What is the goal of the nervous system, part 2 (a twitter story)

My question from Monday spawned some good discussion on twitter (none, alas, on the blog). What is the goal of the nervous system? Well, a lot of people thought it was pretty simple:

As evidence for how important movement is for having a brain:

Yup, when a sea squirt decides to stop moving it just sits there… and consumes its own brain (for some definitions of ‘brain’).  The video at the top, as suggested by Chris Maidan, is a great explanation of the reasoning behind the idea that the brain is for movement. Yet, despite Daniel Wolpert explicitly saying that the reason we have a brain is for movement… he actually makes an argument for something else that came up in the twitter discussion:

Another good alternative:

And to throw in a curveball:

But the answer that I like the best:

I have some thoughts that I’m writing up, though that is taking some time. Let me take a step back, though, and reword what my question was originally intended to be (though clearly in my sleep-deprived state I did a poor job of describing it).

As others suggested above, the overall goal of any part of a biological system is to maximize the transmission of genetic material (by one mechanism or another) from one generation to the next. Yet when examining the nervous system on a more local level that can be hard to notice; the visual system, especially the early stages, are there to extract information about visual scenes; the auditory system is there to extract information about sound; the spinal chord is there to (mostly) generate movement. If you don’t believe me, look at the peripheral sensory nerves, at the retina, at the cochlea: all part of the nervous system, and on a local level they are guided by local goals. It is not until you get to more internal structures that general ideas of value or desire are found.
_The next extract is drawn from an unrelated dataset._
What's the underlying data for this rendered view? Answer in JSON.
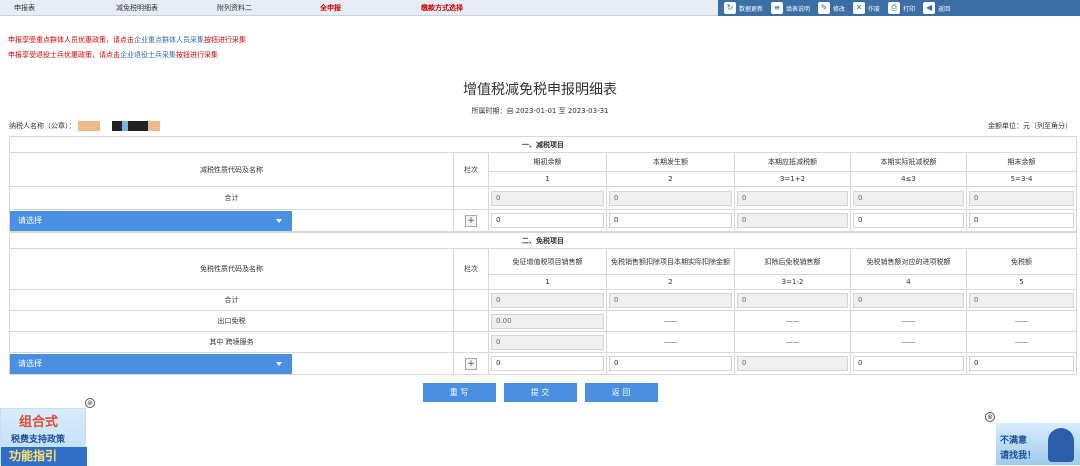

And we can write this out mathematically; sensory neurons are often said to be maximizing the Shannon mutual information between their response and the visual world which we can write in a very simple way I(neural response;visual stimulus) with plenty of experimental support. In other words, the visual neurons represent as much information about the visual scene as is possible.
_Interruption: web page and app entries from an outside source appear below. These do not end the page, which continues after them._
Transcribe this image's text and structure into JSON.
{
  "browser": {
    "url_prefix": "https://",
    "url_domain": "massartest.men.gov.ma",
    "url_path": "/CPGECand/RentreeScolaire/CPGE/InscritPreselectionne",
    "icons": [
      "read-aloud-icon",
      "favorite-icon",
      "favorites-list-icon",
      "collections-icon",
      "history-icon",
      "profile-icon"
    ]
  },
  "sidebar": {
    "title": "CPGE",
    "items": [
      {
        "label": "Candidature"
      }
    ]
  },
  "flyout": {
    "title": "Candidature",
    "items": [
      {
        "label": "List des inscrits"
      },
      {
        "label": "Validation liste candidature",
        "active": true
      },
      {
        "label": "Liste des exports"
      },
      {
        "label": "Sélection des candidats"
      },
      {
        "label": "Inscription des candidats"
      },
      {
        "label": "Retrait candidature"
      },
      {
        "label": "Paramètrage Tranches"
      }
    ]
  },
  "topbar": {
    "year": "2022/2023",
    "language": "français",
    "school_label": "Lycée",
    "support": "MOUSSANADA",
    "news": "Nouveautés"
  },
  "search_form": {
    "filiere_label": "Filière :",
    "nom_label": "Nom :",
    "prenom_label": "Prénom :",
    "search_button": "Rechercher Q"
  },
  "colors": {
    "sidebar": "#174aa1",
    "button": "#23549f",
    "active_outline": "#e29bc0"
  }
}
But given that we know that the ultimate goal of the nervous system is to enhance reproductive success – why isn’t that included in the equation? Where would we need to include something like that to have a good understanding of the function of some area of the visual system? Is a proxy like ‘utility’ good enough?

Worms, nervous systems, and the beginning of neuroscience

Worms can distinguish between light and dark, and they generally stay underground, safe from predators, during daylight hours. They have no ears, but if they are deaf to aerial vibration, they are exceedingly sensitive to vibrations conducted through the earth, as might be generated by the footsteps of approaching animals. All of these sensations, Darwin noted, are transmitted to collections of nerve cells (he called them “the cerebral ganglia”) in the worm’s head.

“When a worm is suddenly illuminated,” Darwin wrote, it “dashes like a rabbit into its burrow.” He noted that he was “at first led to look at the action as a reflex one,” but then observed that this behavior could be modified—for instance, when a worm was otherwise engaged, it showed no withdrawal with sudden exposure to light.

For Darwin, the ability to modulate responses indicated “the presence of a mind of some kind.” He also wrote of the “mental qualities” of worms in relation to their plugging up their burrows, noting that “if worms are able to judge…having drawn an object close to the mouths of their burrows, how best to drag it in, they must acquire some notion of its general shape.” This moved him to argue that worms “deserve to be called intelligent, for they then act in nearly the same manner as a man under similar circumstances.”

Darwin was discussing the cerebral ganglia of worms in 1881. If you are particularly interested in worms or just plain masochistic, you can find a copy of the book here. It is somehow historically poetic that, by twists and turns, worms have become one of the foundational species of neuroscience research.

Yet it made me realize that I had no idea when the term ‘cerebral ganglia’ first began to be used. When did we realize that we had a ‘nervous system’? I will go into this more in a later post, but the concept began to be used in books around the year 1650 (which is consistent with other sources I have found). On the other hand, we didn’t understand that the neuron was a useful and separate unit until almost 1900!

neuroscience ngram